Abstract

Clinical and environmental isolates of pathogens are often unique and may be unculturable, yielding a very limited amount of DNA for genetic studies. Cryptosporidium in particular are difficult to propagate. Whole genome amplification (WGA) is a valuable technique for amplifying genomic material. In this study, we tested 5 WGA commercial kits using Cryptosporidium clinical isolates. DNA of 5 C. hominis and 5 C. parvum clinical isolates and C. parvum IOWA reference strain were used. The majority of the samples were amplified by all of the kits tested. The integrity and fidelity of the amplified genomic DNA were assessed by sequence analysis of several PCR products of varying length. We found evidence that one kit in particular may be more error prone while another seemed the more suitable kit for Cryptosporidium clinical samples, generating high molecular weight DNA from all the samples with high fidelity. Thus WGA was found to be a useful technique for producing amplified DNA suitable for downstream genotyping techniques and archiving of Cryptosporidium clinical isolates.

Publication types

  • Research Support, Non-U.S. Gov't

MeSH terms

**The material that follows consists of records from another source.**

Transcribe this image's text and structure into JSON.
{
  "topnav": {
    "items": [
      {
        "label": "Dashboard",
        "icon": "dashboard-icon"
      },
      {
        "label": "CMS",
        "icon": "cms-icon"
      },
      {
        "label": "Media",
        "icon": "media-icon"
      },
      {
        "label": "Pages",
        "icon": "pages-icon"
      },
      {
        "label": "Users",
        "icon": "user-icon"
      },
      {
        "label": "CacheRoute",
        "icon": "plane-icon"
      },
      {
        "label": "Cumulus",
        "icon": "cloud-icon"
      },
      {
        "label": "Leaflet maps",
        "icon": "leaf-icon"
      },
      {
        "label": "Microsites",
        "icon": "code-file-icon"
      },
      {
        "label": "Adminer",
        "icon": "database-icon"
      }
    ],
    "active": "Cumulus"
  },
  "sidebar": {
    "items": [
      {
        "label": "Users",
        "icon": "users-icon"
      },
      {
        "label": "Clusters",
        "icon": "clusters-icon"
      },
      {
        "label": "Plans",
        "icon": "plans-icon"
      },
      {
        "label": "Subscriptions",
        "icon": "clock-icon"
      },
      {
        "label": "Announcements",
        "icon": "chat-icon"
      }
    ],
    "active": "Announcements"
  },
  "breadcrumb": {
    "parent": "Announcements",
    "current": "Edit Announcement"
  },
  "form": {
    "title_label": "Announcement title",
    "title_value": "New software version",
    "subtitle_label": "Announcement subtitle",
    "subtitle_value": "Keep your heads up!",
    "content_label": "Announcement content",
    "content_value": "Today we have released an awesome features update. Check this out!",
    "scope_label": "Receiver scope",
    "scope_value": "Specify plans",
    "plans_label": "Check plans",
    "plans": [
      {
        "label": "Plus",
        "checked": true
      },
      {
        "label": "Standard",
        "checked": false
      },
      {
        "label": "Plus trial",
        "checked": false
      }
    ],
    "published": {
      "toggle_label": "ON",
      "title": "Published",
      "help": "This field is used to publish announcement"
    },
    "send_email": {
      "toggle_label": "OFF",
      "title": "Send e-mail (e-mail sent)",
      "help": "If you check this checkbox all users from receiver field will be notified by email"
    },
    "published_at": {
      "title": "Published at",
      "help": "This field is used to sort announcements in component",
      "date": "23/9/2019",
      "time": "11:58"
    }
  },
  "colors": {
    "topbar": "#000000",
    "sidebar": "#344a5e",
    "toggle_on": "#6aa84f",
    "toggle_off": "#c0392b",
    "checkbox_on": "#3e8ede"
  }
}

  • Adolescent
  • Adult
  • Aged
  • Animals
  • Child
  • Child, Preschool
  • Cryptosporidiosis / epidemiology
  • Cryptosporidiosis / parasitology
  • Cryptosporidium / classification*
  • Cryptosporidium / genetics
  • Cryptosporidium / isolation & purification
  • Cryptosporidium parvum / classification
  • Cryptosporidium parvum / genetics
  • Cryptosporidium parvum / isolation & purification
  • DNA, Protozoan / analysis*
  • Female
  • Genome, Protozoan*
  • Genotype
  • Humans
  • Male
  • Nucleic Acid Amplification Techniques / methods*
  • Reagent Kits, Diagnostic
  • Species Specificity
  • Young Adult

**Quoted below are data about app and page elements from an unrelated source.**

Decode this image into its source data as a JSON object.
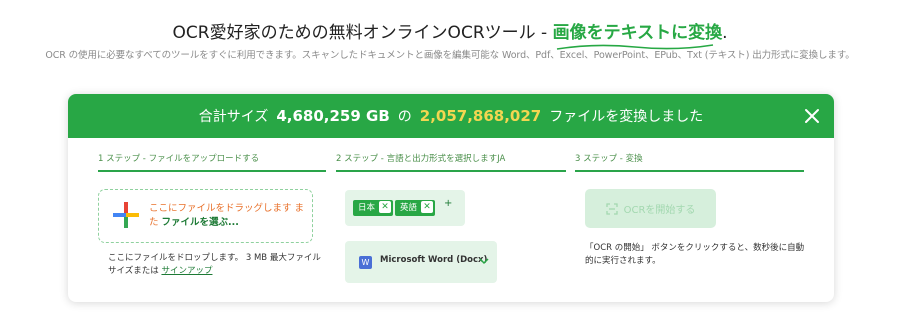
{
  "header": {
    "headline_prefix": "OCR愛好家のための無料オンラインOCRツール - ",
    "headline_highlight": "画像をテキストに変換",
    "headline_suffix": ".",
    "subline": "OCR の使用に必要なすべてのツールをすぐに利用できます。スキャンしたドキュメントと画像を編集可能な Word、Pdf、Excel、PowerPoint、EPub、Txt (テキスト) 出力形式に変換します。"
  },
  "banner": {
    "prefix": "合計サイズ",
    "total_size": "4,680,259 GB",
    "middle": "の",
    "file_count": "2,057,868,027",
    "suffix": "ファイルを変換しました",
    "close_icon": "close-icon"
  },
  "steps": [
    {
      "label": "1 ステップ - ファイルをアップロードする"
    },
    {
      "label": "2 ステップ - 言語と出力形式を選択しますJA"
    },
    {
      "label": "3 ステップ - 変換"
    }
  ],
  "upload": {
    "drop_text": "ここにファイルをドラッグします また",
    "choose_text": "ファイルを選ぶ...",
    "note_prefix": "ここにファイルをドロップします。 3 MB 最大ファイル サイズまたは",
    "note_link": "サインアップ",
    "icon": "plus-icon"
  },
  "languages": {
    "selected": [
      "日本",
      "英語"
    ],
    "remove_symbol": "✕",
    "add_symbol": "+"
  },
  "format": {
    "icon_letter": "W",
    "selected": "Microsoft Word (Docx)"
  },
  "convert": {
    "button_label": "OCRを開始する",
    "note": "「OCR の開始」 ボタンをクリックすると、数秒後に自動的に実行されます。"
  },
  "colors": {
    "brand_green": "#28a745",
    "highlight_gold": "#f3d651",
    "upload_orange": "#e8702a"
  }
}
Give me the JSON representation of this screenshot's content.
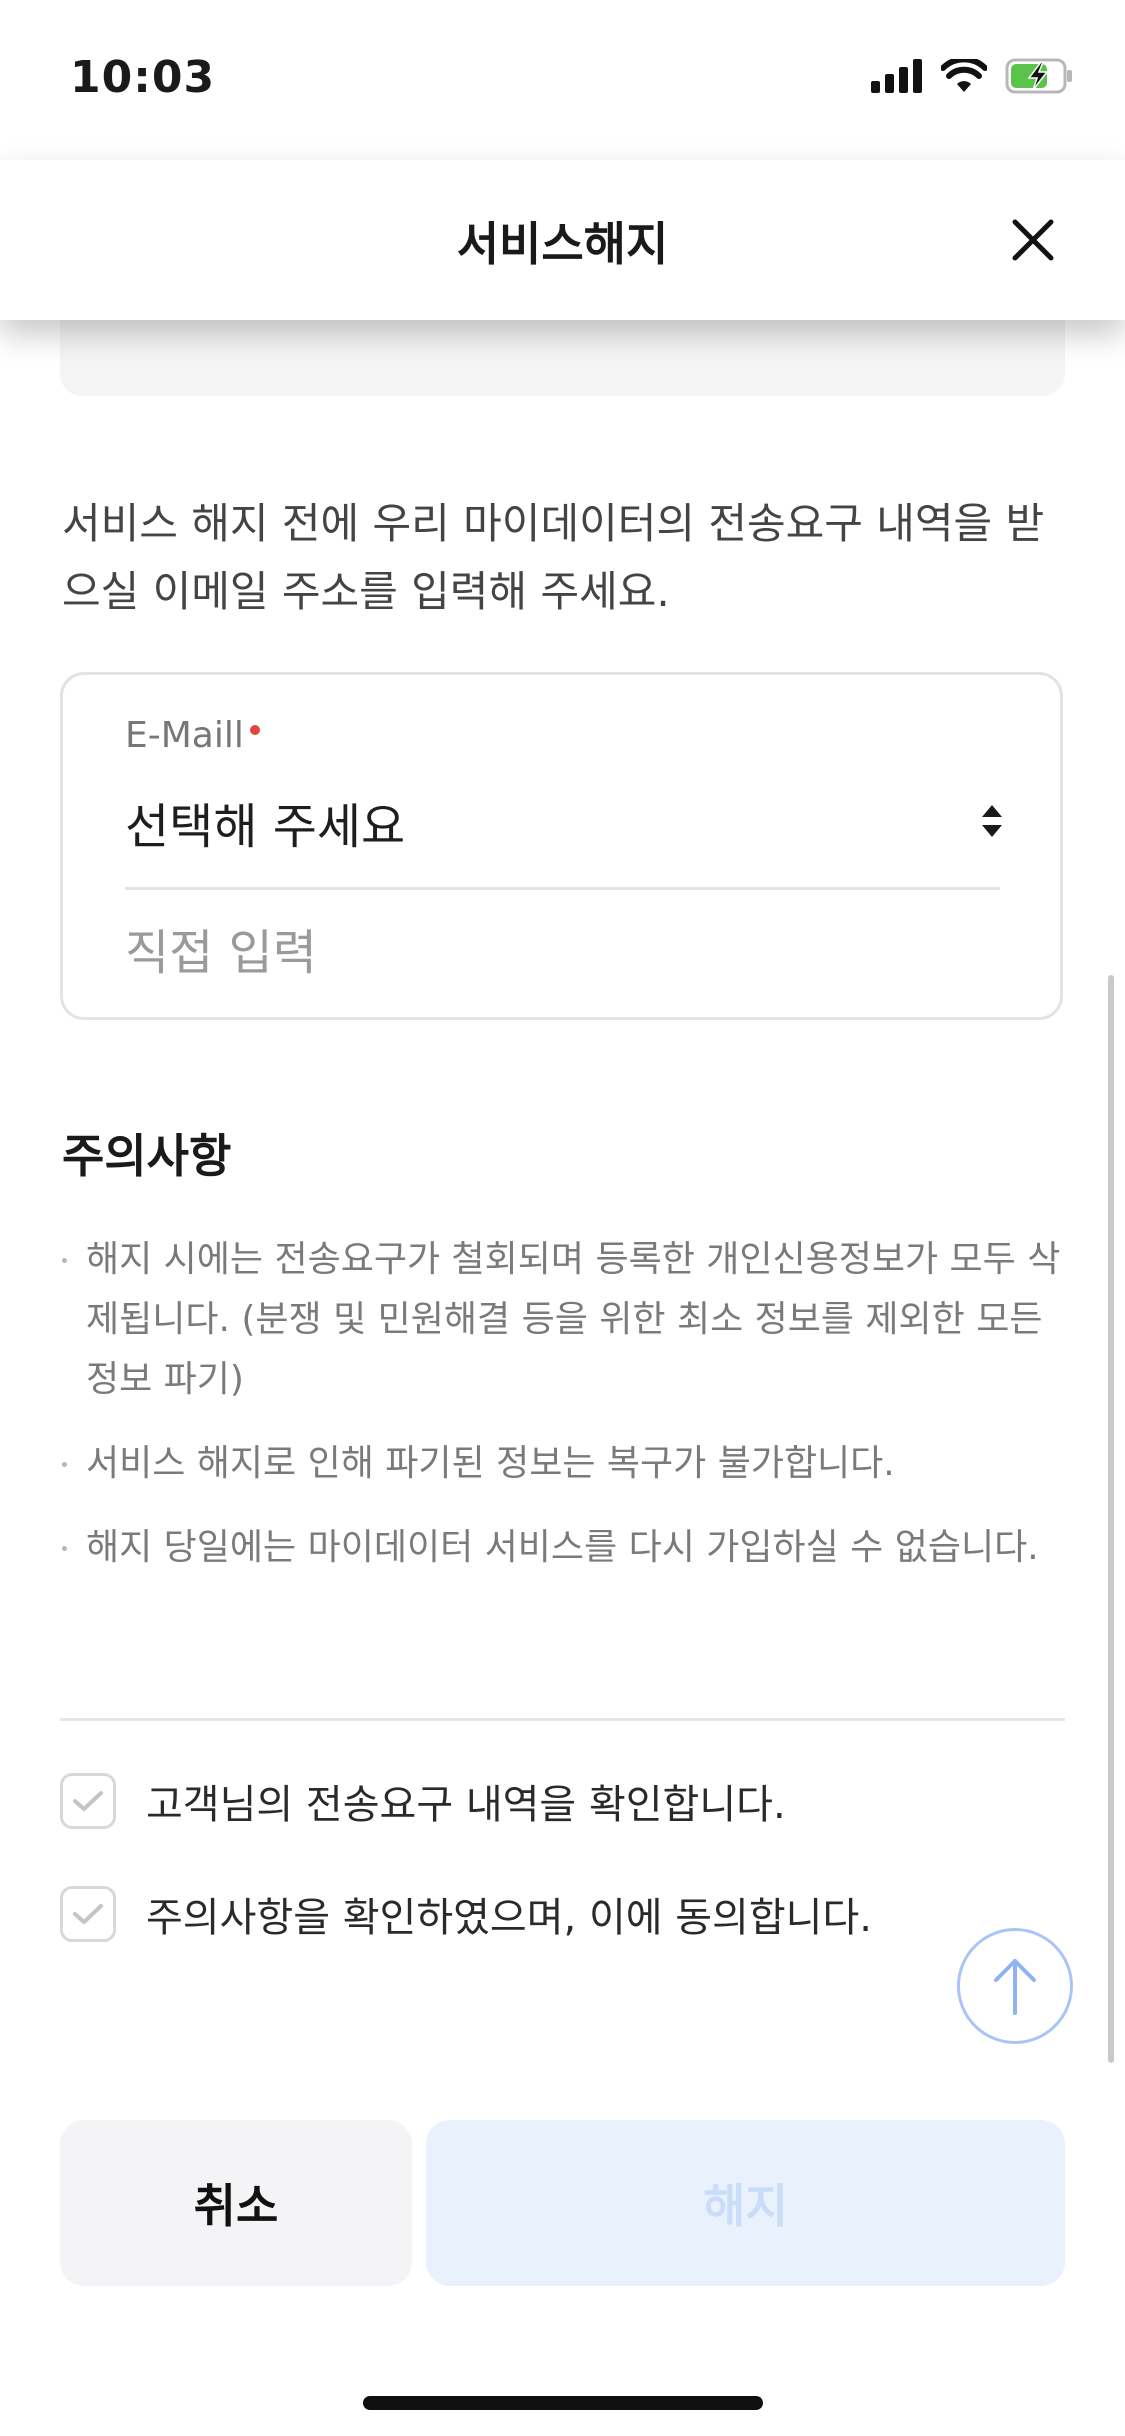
{
  "status_bar": {
    "time": "10:03"
  },
  "header": {
    "title": "서비스해지"
  },
  "intro": {
    "text": "서비스 해지 전에 우리 마이데이터의 전송요구 내역을 받으실 이메일 주소를 입력해 주세요."
  },
  "email": {
    "label": "E-Maill",
    "select_value": "선택해 주세요",
    "direct_input_placeholder": "직접 입력"
  },
  "notice": {
    "title": "주의사항",
    "items": [
      "해지 시에는 전송요구가 철회되며 등록한 개인신용정보가 모두 삭제됩니다. (분쟁 및 민원해결 등을 위한 최소 정보를 제외한 모든 정보 파기)",
      "서비스 해지로 인해 파기된 정보는 복구가 불가합니다.",
      "해지 당일에는 마이데이터 서비스를 다시 가입하실 수 없습니다."
    ]
  },
  "agreements": [
    {
      "label": "고객님의 전송요구 내역을 확인합니다."
    },
    {
      "label": "주의사항을 확인하였으며, 이에 동의합니다."
    }
  ],
  "buttons": {
    "cancel": "취소",
    "terminate": "해지"
  },
  "colors": {
    "required_dot": "#e0463e",
    "accent_light": "#a7c5f7",
    "disabled_button_bg": "#e9f1fd",
    "disabled_button_text": "#c9dcf8"
  }
}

Substances

  • DNA, Protozoan
  • Reagent Kits, Diagnostic